(Extracted data entries)
• • • •

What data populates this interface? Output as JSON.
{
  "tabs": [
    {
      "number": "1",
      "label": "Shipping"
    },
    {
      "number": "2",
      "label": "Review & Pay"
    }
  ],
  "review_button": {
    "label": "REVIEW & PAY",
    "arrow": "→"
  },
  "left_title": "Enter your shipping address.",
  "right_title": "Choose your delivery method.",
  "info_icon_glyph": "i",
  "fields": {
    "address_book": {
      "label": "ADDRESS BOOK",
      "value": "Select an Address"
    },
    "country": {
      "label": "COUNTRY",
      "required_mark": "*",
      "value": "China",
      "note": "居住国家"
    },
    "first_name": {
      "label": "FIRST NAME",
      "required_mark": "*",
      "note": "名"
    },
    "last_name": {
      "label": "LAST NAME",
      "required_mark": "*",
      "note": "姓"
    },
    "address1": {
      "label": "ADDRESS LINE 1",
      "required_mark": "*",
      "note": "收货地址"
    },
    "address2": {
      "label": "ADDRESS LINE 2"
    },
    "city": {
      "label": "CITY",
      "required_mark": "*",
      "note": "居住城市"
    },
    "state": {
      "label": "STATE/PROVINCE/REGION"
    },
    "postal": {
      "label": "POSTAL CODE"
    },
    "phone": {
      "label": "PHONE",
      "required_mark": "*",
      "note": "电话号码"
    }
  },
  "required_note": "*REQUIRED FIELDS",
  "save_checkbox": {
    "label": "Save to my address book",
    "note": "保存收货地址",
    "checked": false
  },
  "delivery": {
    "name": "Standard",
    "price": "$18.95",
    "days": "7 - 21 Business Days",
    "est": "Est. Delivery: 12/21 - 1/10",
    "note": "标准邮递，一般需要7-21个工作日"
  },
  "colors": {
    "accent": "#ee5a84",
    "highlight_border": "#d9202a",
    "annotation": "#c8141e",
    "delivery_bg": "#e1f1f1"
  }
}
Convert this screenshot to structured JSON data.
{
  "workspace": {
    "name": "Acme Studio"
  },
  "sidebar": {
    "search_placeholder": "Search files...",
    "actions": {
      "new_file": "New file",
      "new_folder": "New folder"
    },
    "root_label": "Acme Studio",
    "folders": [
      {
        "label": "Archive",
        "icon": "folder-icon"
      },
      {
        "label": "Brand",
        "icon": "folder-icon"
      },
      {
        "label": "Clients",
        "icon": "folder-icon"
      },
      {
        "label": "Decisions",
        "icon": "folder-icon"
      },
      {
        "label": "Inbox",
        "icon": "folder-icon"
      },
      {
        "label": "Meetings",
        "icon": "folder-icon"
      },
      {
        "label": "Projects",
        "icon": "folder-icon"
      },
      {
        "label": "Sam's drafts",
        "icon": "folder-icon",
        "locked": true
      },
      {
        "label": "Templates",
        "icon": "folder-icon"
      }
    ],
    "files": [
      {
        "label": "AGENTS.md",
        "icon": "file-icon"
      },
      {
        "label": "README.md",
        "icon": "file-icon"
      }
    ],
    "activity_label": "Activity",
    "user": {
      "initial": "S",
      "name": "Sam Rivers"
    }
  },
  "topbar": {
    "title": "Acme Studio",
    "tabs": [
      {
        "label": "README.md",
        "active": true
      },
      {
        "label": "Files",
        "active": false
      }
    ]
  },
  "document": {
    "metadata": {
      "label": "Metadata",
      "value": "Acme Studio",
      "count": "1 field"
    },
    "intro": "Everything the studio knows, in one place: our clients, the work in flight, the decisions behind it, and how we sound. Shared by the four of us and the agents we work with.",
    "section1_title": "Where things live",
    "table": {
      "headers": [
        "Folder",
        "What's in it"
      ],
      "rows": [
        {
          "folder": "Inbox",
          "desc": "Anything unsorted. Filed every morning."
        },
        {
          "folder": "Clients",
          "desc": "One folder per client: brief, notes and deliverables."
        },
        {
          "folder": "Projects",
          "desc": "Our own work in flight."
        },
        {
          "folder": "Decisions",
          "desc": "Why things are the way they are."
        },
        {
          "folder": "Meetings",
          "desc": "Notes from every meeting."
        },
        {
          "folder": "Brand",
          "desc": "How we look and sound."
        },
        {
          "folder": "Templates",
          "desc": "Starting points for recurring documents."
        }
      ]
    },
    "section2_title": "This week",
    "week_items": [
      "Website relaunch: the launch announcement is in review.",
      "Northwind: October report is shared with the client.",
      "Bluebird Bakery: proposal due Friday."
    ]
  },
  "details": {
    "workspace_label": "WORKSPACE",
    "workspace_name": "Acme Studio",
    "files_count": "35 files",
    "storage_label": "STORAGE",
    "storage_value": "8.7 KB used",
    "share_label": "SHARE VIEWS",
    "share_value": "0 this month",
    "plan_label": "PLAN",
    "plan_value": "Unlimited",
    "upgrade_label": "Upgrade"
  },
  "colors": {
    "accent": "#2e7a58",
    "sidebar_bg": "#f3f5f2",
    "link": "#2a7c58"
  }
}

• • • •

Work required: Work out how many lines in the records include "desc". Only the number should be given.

Answer: 7